I need the number of lines in the data that contain the word "username", and nothing beyond it.

=== Information shown ===

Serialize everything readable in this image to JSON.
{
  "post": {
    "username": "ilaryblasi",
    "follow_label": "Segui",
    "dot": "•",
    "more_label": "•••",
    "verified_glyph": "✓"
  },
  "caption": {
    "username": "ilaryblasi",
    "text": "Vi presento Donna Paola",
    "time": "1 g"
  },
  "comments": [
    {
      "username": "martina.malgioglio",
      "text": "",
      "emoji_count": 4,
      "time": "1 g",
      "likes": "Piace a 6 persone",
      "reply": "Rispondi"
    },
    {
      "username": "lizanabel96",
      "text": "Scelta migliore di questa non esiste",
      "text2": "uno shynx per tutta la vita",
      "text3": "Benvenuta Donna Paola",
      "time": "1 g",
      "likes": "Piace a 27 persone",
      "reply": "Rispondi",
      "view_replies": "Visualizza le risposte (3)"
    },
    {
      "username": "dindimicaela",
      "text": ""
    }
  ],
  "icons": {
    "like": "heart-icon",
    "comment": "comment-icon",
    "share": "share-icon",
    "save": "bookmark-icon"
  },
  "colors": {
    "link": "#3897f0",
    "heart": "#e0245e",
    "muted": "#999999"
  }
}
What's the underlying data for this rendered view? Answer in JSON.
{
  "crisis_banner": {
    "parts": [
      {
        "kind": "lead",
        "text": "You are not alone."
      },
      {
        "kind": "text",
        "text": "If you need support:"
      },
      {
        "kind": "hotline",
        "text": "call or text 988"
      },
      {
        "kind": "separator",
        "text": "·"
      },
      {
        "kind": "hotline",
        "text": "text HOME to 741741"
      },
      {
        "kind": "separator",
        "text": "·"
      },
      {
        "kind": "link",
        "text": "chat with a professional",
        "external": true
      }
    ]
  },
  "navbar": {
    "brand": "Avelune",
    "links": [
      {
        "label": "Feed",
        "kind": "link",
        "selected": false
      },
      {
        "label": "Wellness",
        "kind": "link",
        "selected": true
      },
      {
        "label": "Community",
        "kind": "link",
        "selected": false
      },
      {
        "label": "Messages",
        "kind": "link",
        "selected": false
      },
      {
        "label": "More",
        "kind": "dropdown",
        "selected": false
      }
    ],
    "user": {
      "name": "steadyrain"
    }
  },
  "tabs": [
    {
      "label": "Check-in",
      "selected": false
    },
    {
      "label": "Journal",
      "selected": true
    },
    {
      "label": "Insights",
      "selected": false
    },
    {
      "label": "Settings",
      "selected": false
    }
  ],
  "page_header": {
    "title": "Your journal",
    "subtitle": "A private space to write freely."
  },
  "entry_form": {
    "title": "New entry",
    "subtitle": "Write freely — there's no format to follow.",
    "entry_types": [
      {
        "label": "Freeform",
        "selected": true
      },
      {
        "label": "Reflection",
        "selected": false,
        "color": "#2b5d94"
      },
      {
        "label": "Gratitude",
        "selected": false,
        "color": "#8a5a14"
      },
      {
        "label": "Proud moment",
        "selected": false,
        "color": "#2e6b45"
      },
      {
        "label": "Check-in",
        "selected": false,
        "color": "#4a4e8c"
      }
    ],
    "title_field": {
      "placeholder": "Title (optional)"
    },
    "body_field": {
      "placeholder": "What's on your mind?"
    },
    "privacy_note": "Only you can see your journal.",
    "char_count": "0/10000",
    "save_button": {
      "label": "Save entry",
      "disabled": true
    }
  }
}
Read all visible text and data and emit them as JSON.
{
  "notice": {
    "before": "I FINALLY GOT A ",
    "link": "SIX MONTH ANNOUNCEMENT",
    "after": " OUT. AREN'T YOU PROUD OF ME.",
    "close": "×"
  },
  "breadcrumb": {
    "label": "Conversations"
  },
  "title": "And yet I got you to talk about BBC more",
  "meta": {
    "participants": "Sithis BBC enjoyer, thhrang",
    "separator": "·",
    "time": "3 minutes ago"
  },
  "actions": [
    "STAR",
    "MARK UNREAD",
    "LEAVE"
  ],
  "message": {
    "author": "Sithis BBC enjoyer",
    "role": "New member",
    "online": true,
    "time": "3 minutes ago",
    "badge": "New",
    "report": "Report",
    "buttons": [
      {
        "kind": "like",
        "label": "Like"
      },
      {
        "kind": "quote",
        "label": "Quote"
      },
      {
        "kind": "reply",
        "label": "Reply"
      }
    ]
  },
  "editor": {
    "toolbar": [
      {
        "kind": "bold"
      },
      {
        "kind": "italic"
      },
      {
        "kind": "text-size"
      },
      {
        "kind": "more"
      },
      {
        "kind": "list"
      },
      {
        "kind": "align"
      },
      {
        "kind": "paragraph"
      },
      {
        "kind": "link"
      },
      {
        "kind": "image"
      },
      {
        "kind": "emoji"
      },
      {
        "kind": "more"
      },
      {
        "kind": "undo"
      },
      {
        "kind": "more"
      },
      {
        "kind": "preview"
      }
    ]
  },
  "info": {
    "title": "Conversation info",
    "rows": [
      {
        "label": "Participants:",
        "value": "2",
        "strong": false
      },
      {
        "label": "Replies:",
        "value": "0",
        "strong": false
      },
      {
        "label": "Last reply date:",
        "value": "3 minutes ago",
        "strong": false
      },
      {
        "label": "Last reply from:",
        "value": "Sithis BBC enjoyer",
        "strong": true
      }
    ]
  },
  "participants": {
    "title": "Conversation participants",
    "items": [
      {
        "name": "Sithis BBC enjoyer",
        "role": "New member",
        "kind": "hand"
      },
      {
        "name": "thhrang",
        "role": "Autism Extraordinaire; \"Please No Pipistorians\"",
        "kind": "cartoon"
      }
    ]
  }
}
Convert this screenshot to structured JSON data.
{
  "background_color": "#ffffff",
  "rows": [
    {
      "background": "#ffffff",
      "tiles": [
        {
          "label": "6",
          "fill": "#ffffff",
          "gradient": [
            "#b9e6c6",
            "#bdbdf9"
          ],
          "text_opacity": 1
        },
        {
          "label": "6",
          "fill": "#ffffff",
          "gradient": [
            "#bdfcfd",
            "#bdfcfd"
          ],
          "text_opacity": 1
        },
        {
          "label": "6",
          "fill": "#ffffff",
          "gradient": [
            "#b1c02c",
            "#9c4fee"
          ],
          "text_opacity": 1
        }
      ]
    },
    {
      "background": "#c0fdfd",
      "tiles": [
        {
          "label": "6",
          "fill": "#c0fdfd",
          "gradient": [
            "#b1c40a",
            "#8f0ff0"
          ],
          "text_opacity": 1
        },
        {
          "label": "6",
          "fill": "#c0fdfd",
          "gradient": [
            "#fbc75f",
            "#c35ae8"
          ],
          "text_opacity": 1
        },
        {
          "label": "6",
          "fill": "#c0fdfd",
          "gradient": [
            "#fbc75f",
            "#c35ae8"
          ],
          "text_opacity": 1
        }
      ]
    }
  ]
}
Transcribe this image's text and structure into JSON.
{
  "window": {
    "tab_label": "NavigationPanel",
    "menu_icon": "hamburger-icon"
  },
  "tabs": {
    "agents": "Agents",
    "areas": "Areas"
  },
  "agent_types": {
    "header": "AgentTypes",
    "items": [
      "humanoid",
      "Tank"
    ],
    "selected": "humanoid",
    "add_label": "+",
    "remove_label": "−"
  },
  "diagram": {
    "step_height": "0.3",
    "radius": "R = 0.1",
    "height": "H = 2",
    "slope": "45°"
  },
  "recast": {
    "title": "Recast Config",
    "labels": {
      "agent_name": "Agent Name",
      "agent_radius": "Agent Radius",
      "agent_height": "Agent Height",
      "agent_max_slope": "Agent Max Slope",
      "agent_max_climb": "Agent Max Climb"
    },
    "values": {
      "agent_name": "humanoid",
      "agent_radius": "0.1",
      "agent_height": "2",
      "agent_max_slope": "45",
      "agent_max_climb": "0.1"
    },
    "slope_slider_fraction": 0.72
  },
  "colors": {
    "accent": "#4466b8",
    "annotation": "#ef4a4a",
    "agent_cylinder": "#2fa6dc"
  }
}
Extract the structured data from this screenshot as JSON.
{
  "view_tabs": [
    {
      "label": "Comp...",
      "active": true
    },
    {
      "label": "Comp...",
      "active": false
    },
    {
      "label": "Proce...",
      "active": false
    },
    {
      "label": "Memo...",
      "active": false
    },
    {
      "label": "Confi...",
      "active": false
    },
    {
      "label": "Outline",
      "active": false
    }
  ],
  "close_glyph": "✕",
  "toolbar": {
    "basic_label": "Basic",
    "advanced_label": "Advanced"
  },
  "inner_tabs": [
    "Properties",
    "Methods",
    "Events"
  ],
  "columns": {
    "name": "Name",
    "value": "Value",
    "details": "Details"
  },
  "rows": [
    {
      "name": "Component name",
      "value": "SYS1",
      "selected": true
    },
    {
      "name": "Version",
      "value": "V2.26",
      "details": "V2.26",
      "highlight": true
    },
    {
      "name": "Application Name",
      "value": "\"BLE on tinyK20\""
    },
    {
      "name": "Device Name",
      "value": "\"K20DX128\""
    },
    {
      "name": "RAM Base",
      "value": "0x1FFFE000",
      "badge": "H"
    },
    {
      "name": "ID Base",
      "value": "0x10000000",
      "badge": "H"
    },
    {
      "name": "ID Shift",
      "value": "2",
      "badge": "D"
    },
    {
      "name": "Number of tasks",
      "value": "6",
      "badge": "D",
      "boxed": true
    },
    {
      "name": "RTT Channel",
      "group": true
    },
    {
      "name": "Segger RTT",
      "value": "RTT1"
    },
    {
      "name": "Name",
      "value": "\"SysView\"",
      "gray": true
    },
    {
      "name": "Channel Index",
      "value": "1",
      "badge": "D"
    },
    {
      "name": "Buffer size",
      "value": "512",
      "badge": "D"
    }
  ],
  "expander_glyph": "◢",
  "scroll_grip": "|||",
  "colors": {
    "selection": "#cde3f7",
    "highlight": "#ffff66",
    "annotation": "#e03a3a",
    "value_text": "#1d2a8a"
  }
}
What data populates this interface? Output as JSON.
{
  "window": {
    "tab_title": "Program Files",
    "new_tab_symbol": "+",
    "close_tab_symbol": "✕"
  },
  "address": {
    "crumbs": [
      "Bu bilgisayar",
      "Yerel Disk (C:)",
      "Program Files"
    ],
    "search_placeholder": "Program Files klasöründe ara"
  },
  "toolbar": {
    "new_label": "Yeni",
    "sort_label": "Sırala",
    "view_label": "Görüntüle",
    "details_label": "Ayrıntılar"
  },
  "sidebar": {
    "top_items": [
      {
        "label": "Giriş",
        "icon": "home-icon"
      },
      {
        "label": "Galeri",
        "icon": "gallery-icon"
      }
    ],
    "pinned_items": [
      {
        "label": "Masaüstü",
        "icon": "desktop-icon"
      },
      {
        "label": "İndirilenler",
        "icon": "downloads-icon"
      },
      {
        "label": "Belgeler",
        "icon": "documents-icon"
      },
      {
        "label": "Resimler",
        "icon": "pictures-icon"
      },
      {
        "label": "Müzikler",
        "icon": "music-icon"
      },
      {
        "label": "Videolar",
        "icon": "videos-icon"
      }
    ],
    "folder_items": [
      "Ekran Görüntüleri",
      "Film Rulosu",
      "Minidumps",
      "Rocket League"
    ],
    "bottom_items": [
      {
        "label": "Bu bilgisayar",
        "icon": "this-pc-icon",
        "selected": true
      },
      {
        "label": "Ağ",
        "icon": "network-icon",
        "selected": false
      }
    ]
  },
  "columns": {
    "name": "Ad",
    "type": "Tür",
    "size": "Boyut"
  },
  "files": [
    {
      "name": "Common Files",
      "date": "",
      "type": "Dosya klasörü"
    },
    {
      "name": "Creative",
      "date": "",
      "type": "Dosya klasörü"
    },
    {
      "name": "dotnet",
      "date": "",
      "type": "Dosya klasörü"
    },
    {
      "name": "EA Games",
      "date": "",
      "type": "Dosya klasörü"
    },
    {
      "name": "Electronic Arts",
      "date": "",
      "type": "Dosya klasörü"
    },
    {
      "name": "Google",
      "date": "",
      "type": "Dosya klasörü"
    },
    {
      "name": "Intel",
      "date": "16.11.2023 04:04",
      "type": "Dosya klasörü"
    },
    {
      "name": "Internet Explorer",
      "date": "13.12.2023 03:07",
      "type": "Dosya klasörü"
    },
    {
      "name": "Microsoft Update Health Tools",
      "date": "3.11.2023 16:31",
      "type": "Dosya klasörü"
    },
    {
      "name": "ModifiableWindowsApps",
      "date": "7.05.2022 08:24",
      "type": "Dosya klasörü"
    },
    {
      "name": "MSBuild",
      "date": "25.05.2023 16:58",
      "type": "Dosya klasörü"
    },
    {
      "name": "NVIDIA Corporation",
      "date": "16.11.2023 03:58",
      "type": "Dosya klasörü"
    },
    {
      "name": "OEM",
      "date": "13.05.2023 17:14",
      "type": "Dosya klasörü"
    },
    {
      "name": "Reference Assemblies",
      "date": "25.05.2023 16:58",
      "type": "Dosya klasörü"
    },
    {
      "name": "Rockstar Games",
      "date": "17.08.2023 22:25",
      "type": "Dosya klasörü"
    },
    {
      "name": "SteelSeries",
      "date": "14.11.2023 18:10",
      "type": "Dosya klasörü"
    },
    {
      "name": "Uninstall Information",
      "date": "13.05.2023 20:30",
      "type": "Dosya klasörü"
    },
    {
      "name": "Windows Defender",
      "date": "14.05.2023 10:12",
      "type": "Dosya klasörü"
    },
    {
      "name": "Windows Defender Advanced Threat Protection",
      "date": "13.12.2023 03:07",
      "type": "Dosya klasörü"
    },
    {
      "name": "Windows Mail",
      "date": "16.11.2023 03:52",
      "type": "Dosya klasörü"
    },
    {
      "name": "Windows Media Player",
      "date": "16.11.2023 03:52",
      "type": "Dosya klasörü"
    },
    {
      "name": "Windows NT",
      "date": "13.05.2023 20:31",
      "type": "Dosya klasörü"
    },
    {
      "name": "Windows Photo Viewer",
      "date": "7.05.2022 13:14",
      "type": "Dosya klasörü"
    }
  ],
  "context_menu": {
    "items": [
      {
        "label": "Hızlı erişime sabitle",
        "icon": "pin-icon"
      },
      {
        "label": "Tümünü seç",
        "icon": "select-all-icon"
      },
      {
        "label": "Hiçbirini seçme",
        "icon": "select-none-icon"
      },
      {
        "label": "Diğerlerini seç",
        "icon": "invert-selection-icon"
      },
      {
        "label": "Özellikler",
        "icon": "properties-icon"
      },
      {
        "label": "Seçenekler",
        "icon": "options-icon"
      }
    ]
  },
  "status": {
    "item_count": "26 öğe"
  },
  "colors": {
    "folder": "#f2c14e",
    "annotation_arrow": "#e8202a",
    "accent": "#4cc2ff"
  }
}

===

**Exercise result:**
5